For Digital Inclusion Week (Oct. 7-11), 13 students successfully completed the Coding Mini-Academy hosted by the Virgin Islands Next Generation Network (viNGN Inc.) in conjunction with St. Thomas Health Care Management. The once-weekly training sessions were held at the Sea View Adolescent Unit from Sept. 26 through Oct. 10. High-school- aged participants learned to build code and execute programs using Arduino. Popular all around the world, Arduino is an integrated hardware and software platform used to develop interactive projects.
St. Thomas Health Care Management Program Administrator Kim Bourne-Vanneck has long felt that at-risk youth are capable of and eager to learn advanced STEM (Science, Technology, Engineering and Mathematics) concepts, and that this type of exposure would outline exciting new directions for them. Dalma Simon, viNGN network engineer, offered to design a rigorous program that required precise steps towards outcomes that depended on the hardwiring and coding of Arduino micro-computers. The students were tasked with reading wiring diagrams, uploading code, modifying it to change results and troubleshooting.

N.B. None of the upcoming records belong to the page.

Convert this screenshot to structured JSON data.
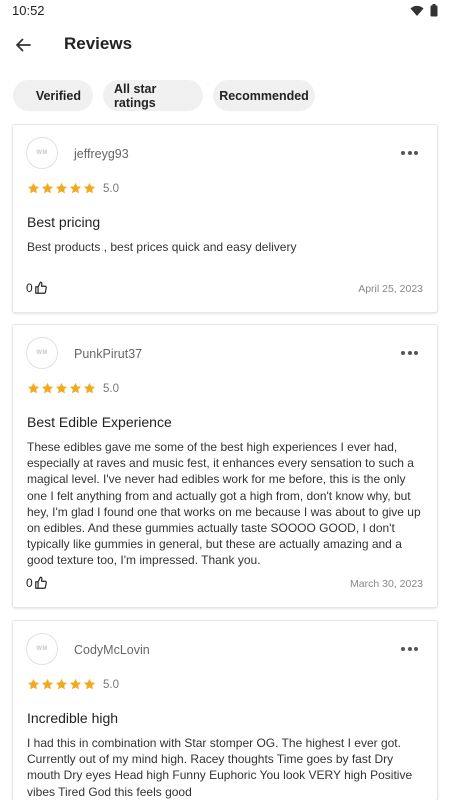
{
  "status": {
    "time": "10:52",
    "icons": [
      "wifi-icon",
      "battery-icon"
    ]
  },
  "header": {
    "title": "Reviews",
    "back_icon": "arrow-left-icon"
  },
  "filters": [
    {
      "label": "Verified"
    },
    {
      "label": "All star ratings"
    },
    {
      "label": "Recommended"
    }
  ],
  "colors": {
    "star": "#f2a91c",
    "chip_bg": "#f0f0f0"
  },
  "reviews": [
    {
      "username": "jeffreyg93",
      "avatar_text": "WM",
      "stars": 5,
      "rating": "5.0",
      "title": "Best pricing",
      "body": "Best products , best prices quick and easy delivery",
      "helpful_count": "0",
      "date": "April 25, 2023"
    },
    {
      "username": "PunkPirut37",
      "avatar_text": "WM",
      "stars": 5,
      "rating": "5.0",
      "title": "Best Edible Experience",
      "body": "These edibles gave me some of the best high experiences I ever had, especially at raves and music fest, it enhances every sensation to such a magical level. I've never had edibles work for me before, this is the only one I felt anything from and actually got a high from, don't know why, but hey, I'm glad I found one that works on me because I was about to give up on edibles. And these gummies actually taste SOOOO GOOD, I don't typically like gummies in general, but these are actually amazing and a good texture too, I'm impressed. Thank you.",
      "helpful_count": "0",
      "date": "March 30, 2023"
    },
    {
      "username": "CodyMcLovin",
      "avatar_text": "WM",
      "stars": 5,
      "rating": "5.0",
      "title": "Incredible high",
      "body": "I had this in combination with Star stomper OG. The highest I ever got. Currently out of my mind high. Racey thoughts Time goes by fast Dry mouth Dry eyes Head high Funny Euphoric You look VERY high Positive vibes Tired God this feels good",
      "helpful_count": "",
      "date": ""
    }
  ]
}
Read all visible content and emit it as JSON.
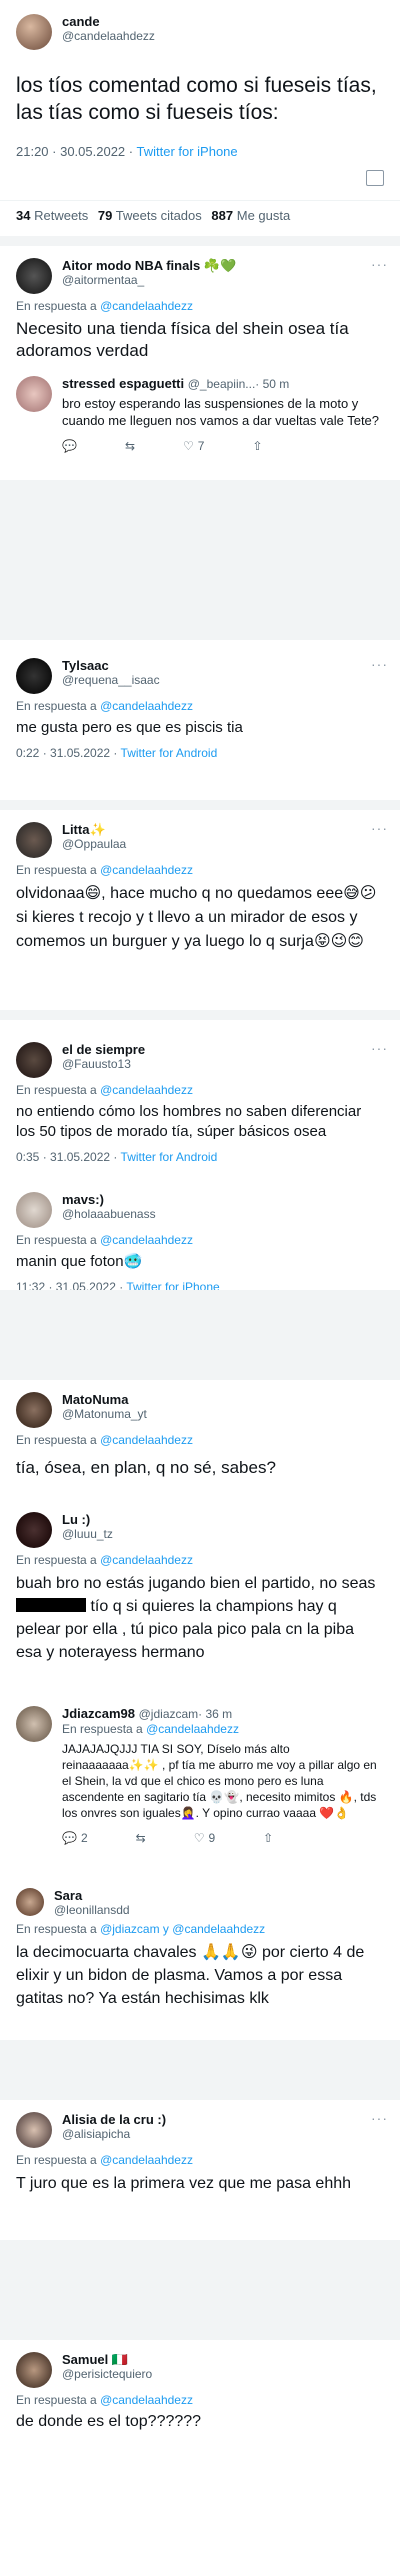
{
  "main": {
    "name": "cande",
    "handle": "@candelaahdezz",
    "text": "los tíos comentad como si fueseis tías, las tías como si fueseis tíos:",
    "time": "21:20 · 30.05.2022 ·",
    "via": "Twitter for iPhone",
    "stats": {
      "retweets_num": "34",
      "retweets_label": "Retweets",
      "quotes_num": "79",
      "quotes_label": "Tweets citados",
      "likes_num": "887",
      "likes_label": "Me gusta"
    }
  },
  "replying_label": "En respuesta a",
  "replies": [
    {
      "name": "Aitor modo NBA finals",
      "emoji": "☘️💚",
      "handle": "@aitormentaa_",
      "to": "@candelaahdezz",
      "text": "Necesito una tienda física del shein osea tía adoramos verdad"
    },
    {
      "name": "stressed espaguetti",
      "handle": "@_beapiin...",
      "time": "· 50 m",
      "text": "bro estoy esperando las suspensiones de la moto y cuando me lleguen nos vamos a dar vueltas vale Tete?",
      "likes": "7"
    },
    {
      "name": "Tylsaac",
      "handle": "@requena__isaac",
      "to": "@candelaahdezz",
      "text": "me gusta pero es que es piscis tia",
      "time": "0:22 · 31.05.2022 ·",
      "via": "Twitter for Android"
    },
    {
      "name": "Litta",
      "emoji": "✨",
      "handle": "@Oppaulaa",
      "to": "@candelaahdezz",
      "text": "olvidonaa😄, hace mucho q no quedamos eee😅😕 si kieres t recojo y t llevo a un mirador de esos y comemos un burguer y ya luego lo q surja😝😉😊"
    },
    {
      "name": "el de siempre",
      "handle": "@Fauusto13",
      "to": "@candelaahdezz",
      "text": "no entiendo cómo los hombres no saben diferenciar los 50 tipos de morado tía, súper básicos osea",
      "time": "0:35 · 31.05.2022 ·",
      "via": "Twitter for Android"
    },
    {
      "name": "mavs:)",
      "handle": "@holaaabuenass",
      "to": "@candelaahdezz",
      "text": "manin que foton🥶",
      "time": "11:32 · 31.05.2022 ·",
      "via": "Twitter for iPhone"
    },
    {
      "name": "MatoNuma",
      "handle": "@Matonuma_yt",
      "to": "@candelaahdezz",
      "text": "tía, ósea, en plan, q no sé, sabes?"
    },
    {
      "name": "Lu :)",
      "handle": "@luuu_tz",
      "to": "@candelaahdezz",
      "text_a": "buah bro no estás jugando bien el partido, no seas",
      "text_b": "tío q si quieres la champions hay q pelear por ella , tú pico pala pico pala cn la piba esa y noterayess hermano"
    },
    {
      "name": "Jdiazcam98",
      "handle": "@jdiazcam",
      "time": "· 36 m",
      "to": "@candelaahdezz",
      "text": "JAJAJAJQJJJ TIA SI SOY, Díselo más alto reinaaaaaaa✨✨ , pf tía me aburro me voy a pillar algo en el Shein, la vd que el chico es mono pero es luna ascendente en sagitario tía 💀👻, necesito mimitos 🔥, tds los onvres son iguales🤦‍♀️. Y opino currao vaaaa ❤️👌",
      "replies": "2",
      "likes": "9"
    },
    {
      "name": "Sara",
      "handle": "@leonillansdd",
      "to": "@jdiazcam y @candelaahdezz",
      "text": "la decimocuarta chavales 🙏🙏😜 por cierto 4 de elixir y un bidon de plasma. Vamos a por essa gatitas no? Ya están hechisimas klk"
    },
    {
      "name": "Alisia de la cru :)",
      "handle": "@alisiapicha",
      "to": "@candelaahdezz",
      "text": "T juro que es la primera vez que me pasa ehhh"
    },
    {
      "name": "Samuel",
      "emoji": "🇮🇹",
      "handle": "@perisictequiero",
      "to": "@candelaahdezz",
      "text": "de donde es el top??????"
    }
  ],
  "icons": {
    "more": "more-dots-icon",
    "reply": "reply-icon",
    "retweet": "retweet-icon",
    "like": "heart-icon",
    "share": "share-icon"
  },
  "colors": {
    "link": "#1d9bf0",
    "muted": "#536471",
    "separator": "#f2f4f5"
  }
}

Each student received a certificate of completion and Simon gifted three Arduino kits to the school on behalf of viNGN. He was very impressed with the effort the students put in, and he stressed how they can create their own opportunities in the tech field.
“Today, all children have a chance to learn computer science. There was a time when only the top-scoring students were thought to be able. But I say to students of all ages and backgrounds — you can start now, and apply yourself, and no one can tell you how far or how high you can go,” he said. “Nowadays, a lot of this learning is free, so if you want it, and you’re persistent, you can do it.”
Bourne-Vanneck expressed gratitude to Kevin Hughes Sr. for the discussion that led to the idea for the training program. She also acknowledged St. Thomas Health Care Management staffers Gordon Williams and Peya Howard, who worked in full partnership with viNGN setting up and with assisting the students.
Bourne-Vanneck said, “The viNGN Mini-Coding Academy was a transformative experience for our students of all ages. Our youth not only genuinely enjoyed the viNGN classes but began to learn a skillset in one of the highest-paid and most exciting professions today that is available to individuals with or without a college degree. I would like to sincerely thank Anita Davis, Dalma Simon and Pamela Finley of viNGN for volunteering their time and their superb classroom instruction!”
Digital Inclusion Week is an initiative of the National Digital Inclusion Alliance (NDIA), an advocacy group that works with policy makers and communities to welcome more citizens to the world of technology — Digital Inclusion. To find out more about this group, visit www.digitalinclusion.org. The Arduino platform is an inexpensive and fun way for groups and individual learners to develop core programming skills. Find out about Arduino and join the community at arduino.cc.
For more information, contact Anita Davis: 715-8581, ext. 2244 or email [email protected].